Why NC NORML Supports CBD Legislation
NOTE: This article has no hyperlinks and is a repost of the original NC NORML blog.
According to Liz Gorman at Hope for North Carolina Children with Epilepsy one out of every hundred children has medically refractory epilepsy. This means that medicines don’t work well, or at all, to control the seizures.
However it has been found that when isolated and increased, one of the chemicals in the cannabis sativa plant – Cannabidiol, or CBD for short – has an 80% success rate in treating the epileptic seizures. (In this case “success” means that there is at least a 50% reduction in the frequency of seizures.)
Since CNN’s documentary about the benefits of medical marijuana, there have been many phone calls to NORML of North Carolina by families with epileptic children asking what their options are. While the federal government refuses to allow any testing of marijuana, there are hundreds of anecdotal success stories that have compelled the news channel and the epilepsy foundation to strongly suggest it is time to have a rational look at the benefits of this non-toxic plant.

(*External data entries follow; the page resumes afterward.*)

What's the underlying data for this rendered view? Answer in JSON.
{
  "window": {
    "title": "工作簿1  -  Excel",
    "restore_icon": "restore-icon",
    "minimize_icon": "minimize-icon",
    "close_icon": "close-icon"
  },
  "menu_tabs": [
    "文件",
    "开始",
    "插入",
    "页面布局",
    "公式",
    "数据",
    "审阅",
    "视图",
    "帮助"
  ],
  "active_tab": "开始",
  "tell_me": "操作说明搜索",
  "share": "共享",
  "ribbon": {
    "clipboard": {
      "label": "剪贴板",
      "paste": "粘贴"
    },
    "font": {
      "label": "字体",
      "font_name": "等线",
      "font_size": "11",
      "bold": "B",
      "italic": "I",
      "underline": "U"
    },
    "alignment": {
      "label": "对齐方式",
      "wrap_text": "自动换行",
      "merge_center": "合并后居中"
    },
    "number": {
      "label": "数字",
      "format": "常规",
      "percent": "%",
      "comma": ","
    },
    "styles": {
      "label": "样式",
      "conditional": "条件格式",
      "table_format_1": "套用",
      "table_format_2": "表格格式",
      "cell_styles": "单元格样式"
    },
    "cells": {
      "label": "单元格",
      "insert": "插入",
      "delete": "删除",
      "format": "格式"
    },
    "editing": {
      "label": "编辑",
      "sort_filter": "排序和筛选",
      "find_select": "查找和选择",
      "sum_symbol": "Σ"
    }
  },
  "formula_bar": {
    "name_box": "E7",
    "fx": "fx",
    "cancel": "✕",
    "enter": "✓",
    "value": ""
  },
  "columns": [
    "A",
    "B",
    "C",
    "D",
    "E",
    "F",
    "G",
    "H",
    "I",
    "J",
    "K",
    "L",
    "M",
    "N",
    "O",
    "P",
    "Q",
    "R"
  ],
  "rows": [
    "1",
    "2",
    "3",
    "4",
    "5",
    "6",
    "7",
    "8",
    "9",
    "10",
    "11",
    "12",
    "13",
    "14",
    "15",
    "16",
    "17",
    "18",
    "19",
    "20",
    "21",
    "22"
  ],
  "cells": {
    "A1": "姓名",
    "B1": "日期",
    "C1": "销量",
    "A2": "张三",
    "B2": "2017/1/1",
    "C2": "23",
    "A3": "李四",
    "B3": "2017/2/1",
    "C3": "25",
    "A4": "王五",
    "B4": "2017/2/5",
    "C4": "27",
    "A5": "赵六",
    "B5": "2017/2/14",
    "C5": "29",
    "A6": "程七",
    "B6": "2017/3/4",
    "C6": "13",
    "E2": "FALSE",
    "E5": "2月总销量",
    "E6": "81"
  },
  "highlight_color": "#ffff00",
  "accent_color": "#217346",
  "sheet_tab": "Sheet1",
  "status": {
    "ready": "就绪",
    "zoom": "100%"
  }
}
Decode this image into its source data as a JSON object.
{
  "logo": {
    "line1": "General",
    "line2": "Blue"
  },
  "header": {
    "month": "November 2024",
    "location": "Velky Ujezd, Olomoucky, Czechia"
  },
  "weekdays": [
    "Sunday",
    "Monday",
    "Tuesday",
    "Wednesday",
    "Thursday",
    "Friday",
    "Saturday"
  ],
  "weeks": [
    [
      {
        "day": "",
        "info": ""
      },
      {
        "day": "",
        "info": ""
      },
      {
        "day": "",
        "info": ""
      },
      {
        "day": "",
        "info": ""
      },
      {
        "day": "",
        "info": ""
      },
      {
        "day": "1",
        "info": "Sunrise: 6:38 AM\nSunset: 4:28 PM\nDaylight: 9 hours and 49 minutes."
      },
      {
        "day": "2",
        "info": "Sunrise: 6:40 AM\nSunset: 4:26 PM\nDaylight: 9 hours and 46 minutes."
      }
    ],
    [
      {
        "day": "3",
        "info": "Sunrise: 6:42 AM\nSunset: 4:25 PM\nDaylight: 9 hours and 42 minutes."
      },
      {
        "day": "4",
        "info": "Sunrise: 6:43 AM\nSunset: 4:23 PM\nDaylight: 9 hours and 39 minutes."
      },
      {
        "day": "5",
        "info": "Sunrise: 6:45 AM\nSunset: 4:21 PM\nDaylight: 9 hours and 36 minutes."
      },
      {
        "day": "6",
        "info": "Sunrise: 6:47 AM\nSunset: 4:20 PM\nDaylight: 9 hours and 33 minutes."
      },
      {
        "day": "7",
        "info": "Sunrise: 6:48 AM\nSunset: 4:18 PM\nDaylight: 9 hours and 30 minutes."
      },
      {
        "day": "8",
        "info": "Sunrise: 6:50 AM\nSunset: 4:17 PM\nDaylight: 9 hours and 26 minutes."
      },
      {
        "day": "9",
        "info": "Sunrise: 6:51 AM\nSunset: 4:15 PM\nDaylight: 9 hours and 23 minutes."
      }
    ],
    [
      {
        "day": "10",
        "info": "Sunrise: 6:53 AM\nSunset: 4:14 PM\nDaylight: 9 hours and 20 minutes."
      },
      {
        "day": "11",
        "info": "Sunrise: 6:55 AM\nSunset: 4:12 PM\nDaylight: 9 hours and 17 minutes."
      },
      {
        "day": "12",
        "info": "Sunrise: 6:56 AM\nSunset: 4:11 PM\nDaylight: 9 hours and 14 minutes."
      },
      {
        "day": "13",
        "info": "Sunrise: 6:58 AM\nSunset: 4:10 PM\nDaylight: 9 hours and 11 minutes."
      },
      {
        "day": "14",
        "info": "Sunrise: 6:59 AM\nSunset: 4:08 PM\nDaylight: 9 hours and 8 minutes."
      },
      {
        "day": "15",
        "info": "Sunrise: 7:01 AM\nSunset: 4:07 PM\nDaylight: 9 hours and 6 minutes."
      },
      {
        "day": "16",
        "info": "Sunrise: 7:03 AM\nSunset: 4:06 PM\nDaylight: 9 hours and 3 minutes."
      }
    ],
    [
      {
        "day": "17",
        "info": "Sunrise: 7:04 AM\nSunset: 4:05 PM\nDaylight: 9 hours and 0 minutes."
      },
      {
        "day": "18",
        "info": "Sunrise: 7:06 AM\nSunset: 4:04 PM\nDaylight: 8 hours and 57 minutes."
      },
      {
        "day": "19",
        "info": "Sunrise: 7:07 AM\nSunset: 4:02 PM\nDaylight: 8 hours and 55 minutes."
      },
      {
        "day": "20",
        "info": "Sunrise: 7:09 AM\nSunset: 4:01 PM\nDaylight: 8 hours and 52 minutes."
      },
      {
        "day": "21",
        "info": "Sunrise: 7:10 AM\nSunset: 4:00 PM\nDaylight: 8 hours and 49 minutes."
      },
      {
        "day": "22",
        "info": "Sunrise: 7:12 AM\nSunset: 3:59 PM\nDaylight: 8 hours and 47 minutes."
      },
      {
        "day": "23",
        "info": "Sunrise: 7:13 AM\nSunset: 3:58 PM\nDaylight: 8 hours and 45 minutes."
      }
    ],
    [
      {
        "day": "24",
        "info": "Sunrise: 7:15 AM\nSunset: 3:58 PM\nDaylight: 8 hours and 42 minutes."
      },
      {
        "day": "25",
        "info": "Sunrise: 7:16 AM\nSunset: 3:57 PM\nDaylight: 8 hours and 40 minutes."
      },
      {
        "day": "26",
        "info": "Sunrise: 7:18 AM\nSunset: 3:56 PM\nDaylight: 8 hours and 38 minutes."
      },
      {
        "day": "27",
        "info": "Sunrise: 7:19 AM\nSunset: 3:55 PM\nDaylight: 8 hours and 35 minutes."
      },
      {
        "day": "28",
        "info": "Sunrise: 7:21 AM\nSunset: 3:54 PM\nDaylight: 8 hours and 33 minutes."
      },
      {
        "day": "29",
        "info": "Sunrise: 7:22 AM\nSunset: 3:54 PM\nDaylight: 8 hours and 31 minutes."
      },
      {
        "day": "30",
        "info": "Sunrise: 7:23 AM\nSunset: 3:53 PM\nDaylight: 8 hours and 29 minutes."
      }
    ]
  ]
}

When families with epileptic children call NC NORML looking for more information about the life-giving tinctures, the ultimate question is “what are their cannabis options?”
There are two options. The first is the family can stay in North Carolina and choose a life of civil disobedience that values the health of the child over the laws of the state. The second option is to move to Colorado or some other state with medical marijuana laws that can provide a steady supply of high-CBD tinctures.

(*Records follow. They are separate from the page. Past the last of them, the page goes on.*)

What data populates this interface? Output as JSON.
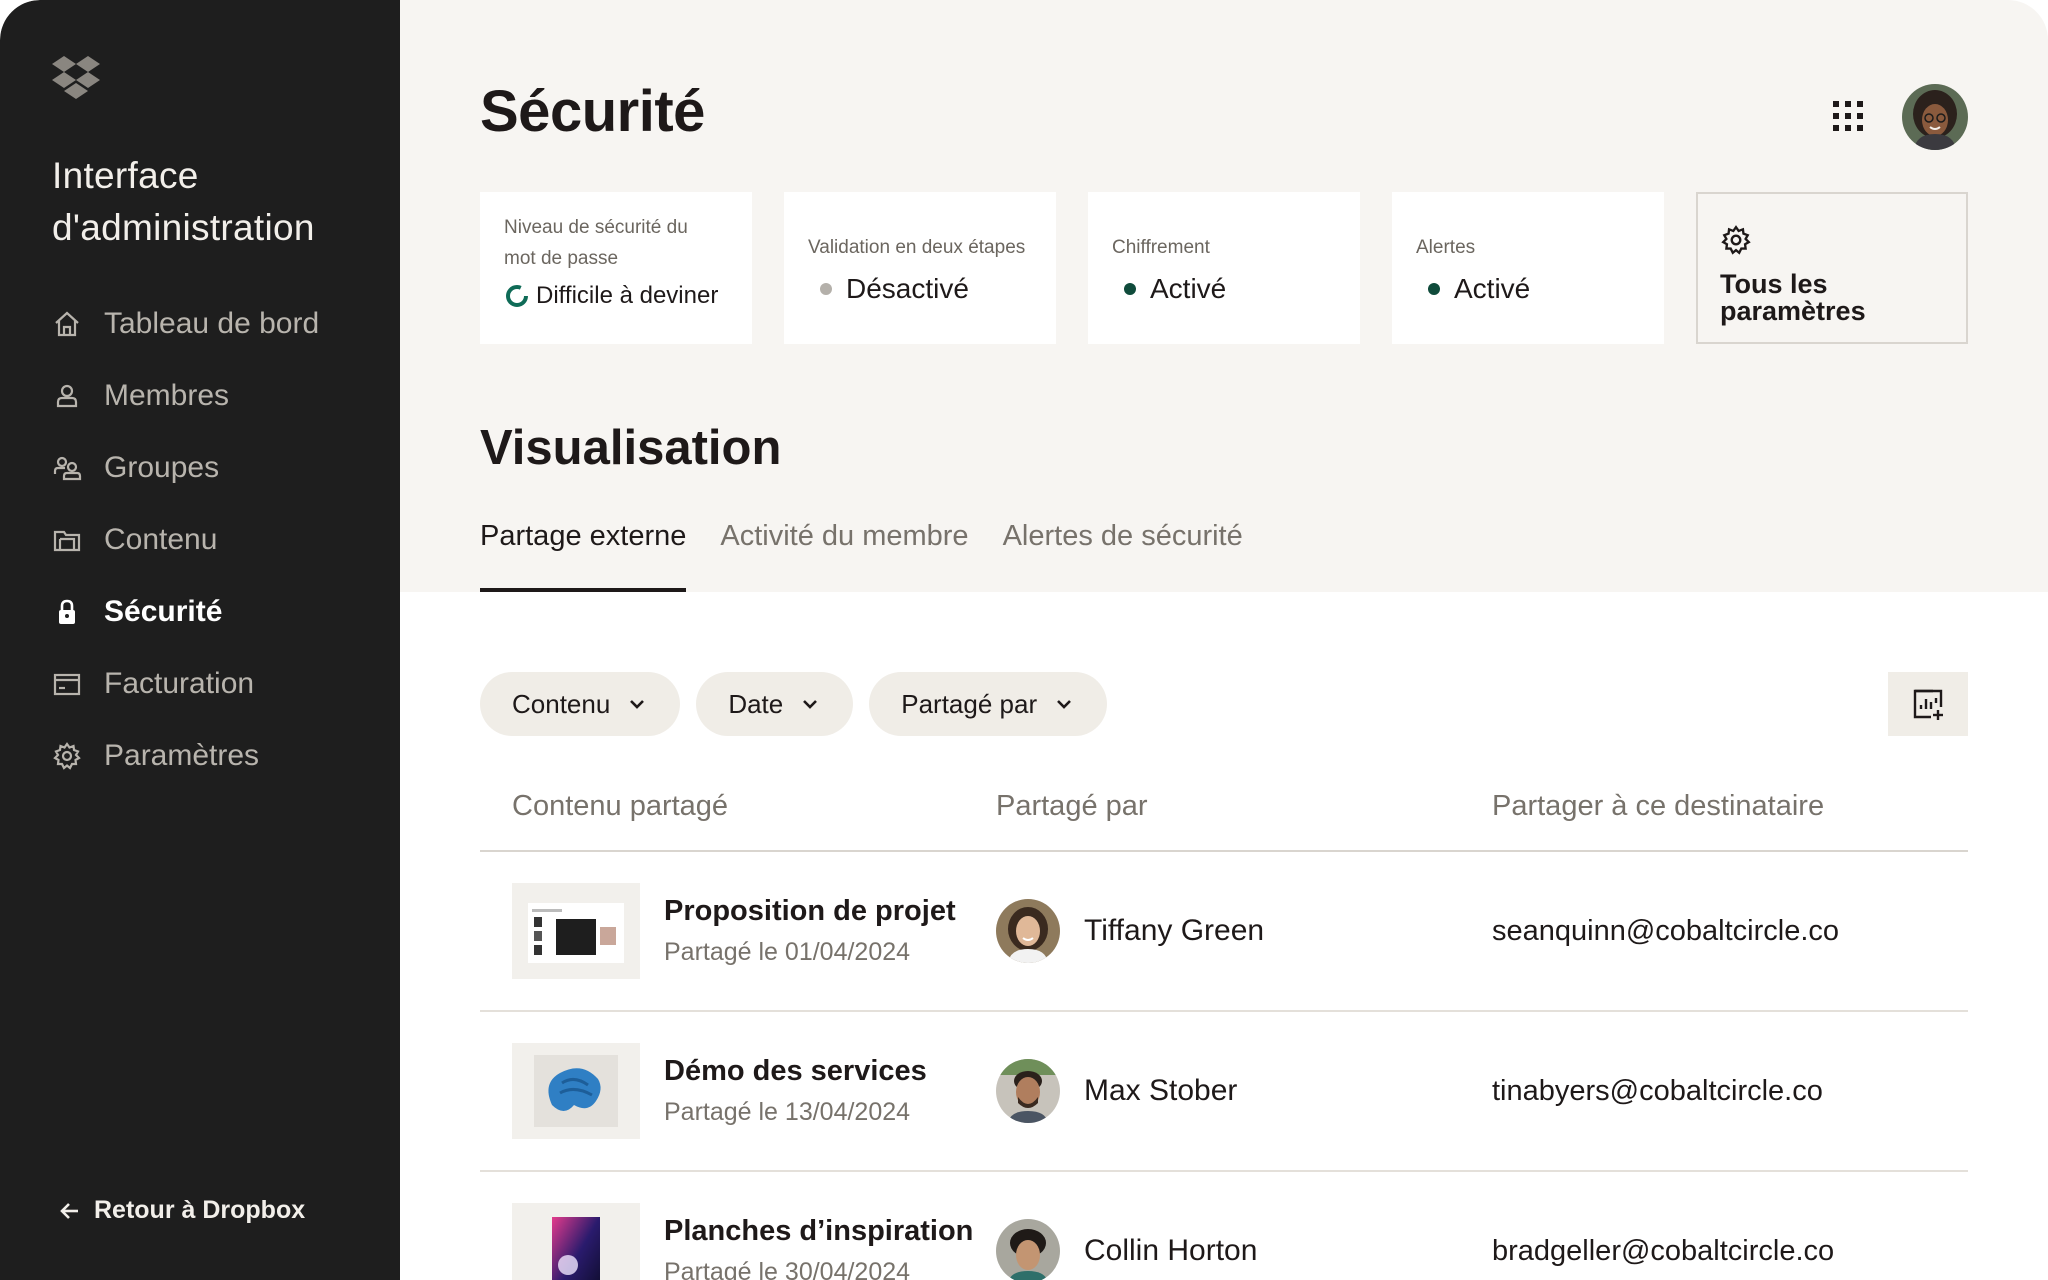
{
  "sidebar": {
    "title": "Interface d'administration",
    "items": [
      {
        "label": "Tableau de bord",
        "icon": "home-icon"
      },
      {
        "label": "Membres",
        "icon": "person-icon"
      },
      {
        "label": "Groupes",
        "icon": "group-icon"
      },
      {
        "label": "Contenu",
        "icon": "folder-icon"
      },
      {
        "label": "Sécurité",
        "icon": "lock-icon",
        "active": true
      },
      {
        "label": "Facturation",
        "icon": "card-icon"
      },
      {
        "label": "Paramètres",
        "icon": "gear-icon"
      }
    ],
    "back_label": "Retour à Dropbox"
  },
  "header": {
    "title": "Sécurité"
  },
  "cards": [
    {
      "label": "Niveau de sécurité du mot de passe",
      "value": "Difficile à deviner",
      "indicator": "ring",
      "color": "#0f6b57"
    },
    {
      "label": "Validation en deux étapes",
      "value": "Désactivé",
      "indicator": "dot",
      "color": "#b4b0aa"
    },
    {
      "label": "Chiffrement",
      "value": "Activé",
      "indicator": "dot",
      "color": "#0f4b3b"
    },
    {
      "label": "Alertes",
      "value": "Activé",
      "indicator": "dot",
      "color": "#0f4b3b"
    }
  ],
  "settings_card": {
    "label": "Tous les paramètres",
    "icon": "gear-icon"
  },
  "section": {
    "title": "Visualisation"
  },
  "tabs": [
    {
      "label": "Partage externe",
      "active": true
    },
    {
      "label": "Activité du membre"
    },
    {
      "label": "Alertes de sécurité"
    }
  ],
  "filters": [
    {
      "label": "Contenu"
    },
    {
      "label": "Date"
    },
    {
      "label": "Partagé par"
    }
  ],
  "table": {
    "columns": [
      "Contenu partagé",
      "Partagé par",
      "Partager à ce destinataire"
    ],
    "rows": [
      {
        "name": "Proposition de projet",
        "date": "Partagé le 01/04/2024",
        "person": "Tiffany Green",
        "recipient": "seanquinn@cobaltcircle.co"
      },
      {
        "name": "Démo des services",
        "date": "Partagé le 13/04/2024",
        "person": "Max Stober",
        "recipient": "tinabyers@cobaltcircle.co"
      },
      {
        "name": "Planches d’inspiration",
        "date": "Partagé le 30/04/2024",
        "person": "Collin Horton",
        "recipient": "bradgeller@cobaltcircle.co"
      }
    ]
  },
  "colors": {
    "sidebar_bg": "#1e1e1e",
    "page_bg": "#f7f5f2",
    "chip_bg": "#f0ede7",
    "text": "#1e1919",
    "muted": "#77726b"
  }
}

But the first option is not a real choice for these families. Their children don’t exist off the grid. They have blood drawn often by nurses that visit the children at home. By law Certified Nursing Assistants must report any illegal substances found in the child’s blood. Even if this cannabis-based medicine were to reach these North Carolina children safely, Child Protective Services would be contacted and forced to remove the child from the home. Thus presenting an unthinkable risk for the parents, despite the effectiveness of the cannabis in treating epilepsy.
So leaving North Carolina is the only real option. According to Liz, there are two North Carolina families that have already moved to Colorado to treat their child’s epilepsy. Five more are in the process of moving. They are all seeking a specific strain of marijuana that is high in cannabidiol developed and issued by the Colorado-based Realm of Caring Foundation.

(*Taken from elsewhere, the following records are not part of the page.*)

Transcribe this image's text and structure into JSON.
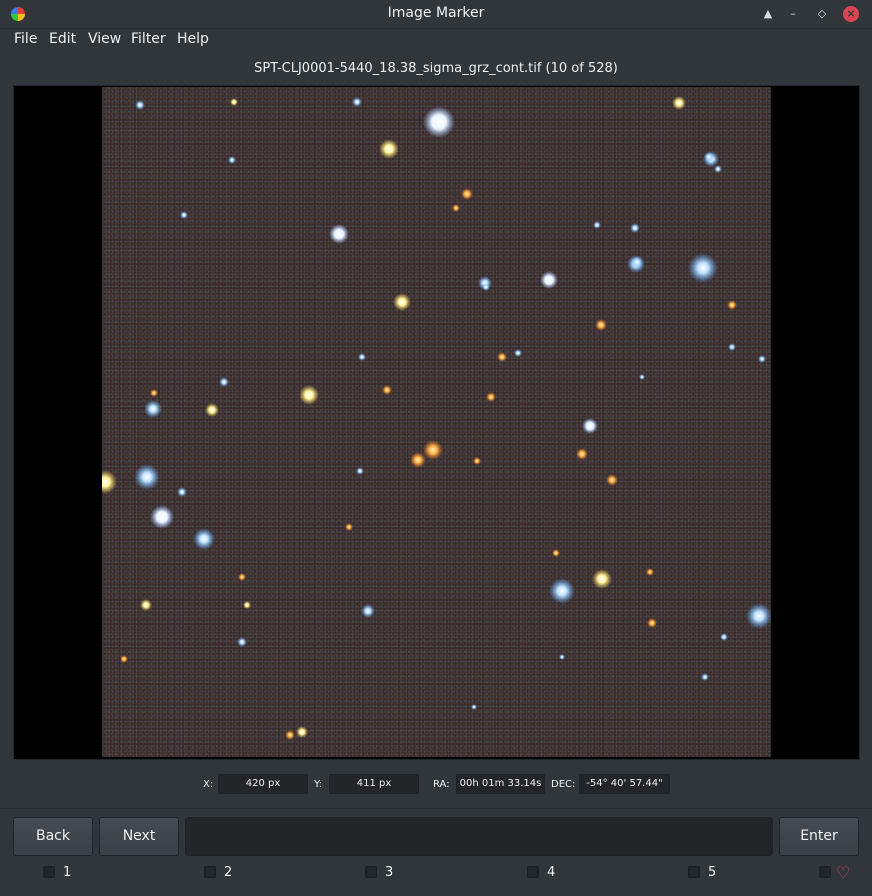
{
  "window": {
    "title": "Image Marker",
    "close_glyph": "×"
  },
  "menu": [
    "File",
    "Edit",
    "View",
    "Filter",
    "Help"
  ],
  "image": {
    "filename_caption": "SPT-CLJ0001-5440_18.38_sigma_grz_cont.tif (10 of 528)"
  },
  "coordinates": {
    "x_label": "X:",
    "x_value": "420 px",
    "y_label": "Y:",
    "y_value": "411 px",
    "ra_label": "RA:",
    "ra_value": "00h 01m 33.14s",
    "dec_label": "DEC:",
    "dec_value": "-54° 40' 57.44\""
  },
  "buttons": {
    "back": "Back",
    "next": "Next",
    "enter": "Enter"
  },
  "comment_box": {
    "value": ""
  },
  "categories": [
    "1",
    "2",
    "3",
    "4",
    "5"
  ],
  "favorite_icon": "heart-icon",
  "colors": {
    "background": "#31363b",
    "close_button": "#da4453",
    "heart": "#da4453"
  }
}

Back in the Southern states though, medical marijuana hasn’t had much success. Despite three separate attempts to pass medical marijuana legislation in North Carolina, the bills have had short lives. Yet Rep. Kelly Alexander plans to submit another cannabis related bill during the 2014 short session.
As part of its mission, NORML works to remove all penalties associated with adult possession, cultivation and use of marijuana. But in North Carolina, we are realists too. Cannabis legislation is usually enacted incrementally. No state has gone directly from total criminalization of the plant to full recreational legality in one step. In each case some mild form of a medical marijuana bill has passed first.
Supporting the immediate needs of epileptic patients makes sense as there is a hierarchy of priorities. People in need of anti-seizure medicine go to the front of the line. People using the plant for cancer, pain, and other diseases are also treated as the highest priority. The rest who use the plant for its psychological healing properties will have to continue to do so covertly. Everyone’s time to smoke freely will come soon enough in North Carolina. The outcome is inevitable, but a function of how many people donate and volunteer with NC NORML.
If you don’t agree with the laws, NORML asks that you do your part to change them.
Please consider joining NC NORML today.